Apple policeYet, there is the very real expectation that all corporations should participate in self-policing for the public good. We demand that the internet giants – Facebook, Twitter, Reddit etc… – police their pages and delete accounts where terrorism, racism, bullying, and any like criminal behaviours, take place.

Twitter announced the closure of over 125,000 terrorist-related accounts last month; Facebook has ramped up its anti-terrorism activities by actively combing for terrorism-related profiles and deleting them. This sort of activity comes on the heels of pleas from the likes of British Prime Minister, David Cameron, requesting that the Twitters and Facebooks of the world “to accept they have a social responsibility to help fight terrorism by allowing Britain’s intelligence agencies access to the data and content of online communications between terror suspects.” (from the Guardian)facebook police

I see this as essentially giving these internet and hardware companies mixed messaging that we need to protect consumer privacy yet demand that these companies police that privacy on everyone’s behalf. The problem with both is that not a single one of these companies is regulated and they are only held to whatever the moral and ethical compass that their CEO brings to the organization. We have faith that the Tim Cooks and Mark Zuckerbergs of the world will always do right by their clients (and remember, we are only their clients….nothing more, nothing less).
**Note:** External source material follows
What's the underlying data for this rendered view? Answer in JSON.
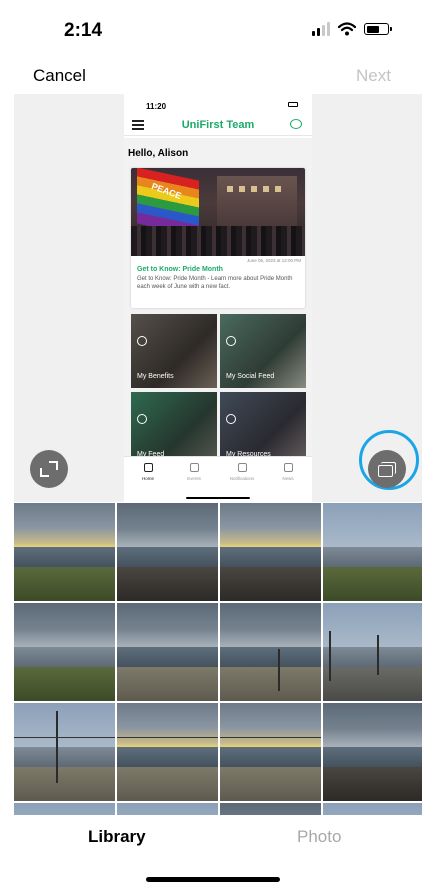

There is something inherently problematic with giving that much social, nay, governmental, responsibility to private, for-profit, companies. I don’t know that there is necessarily a better model of corporate governance for things such as social media and smart phones at the moment, but we should be very careful of relying on any organization that is responsible only to itself and its shareholders.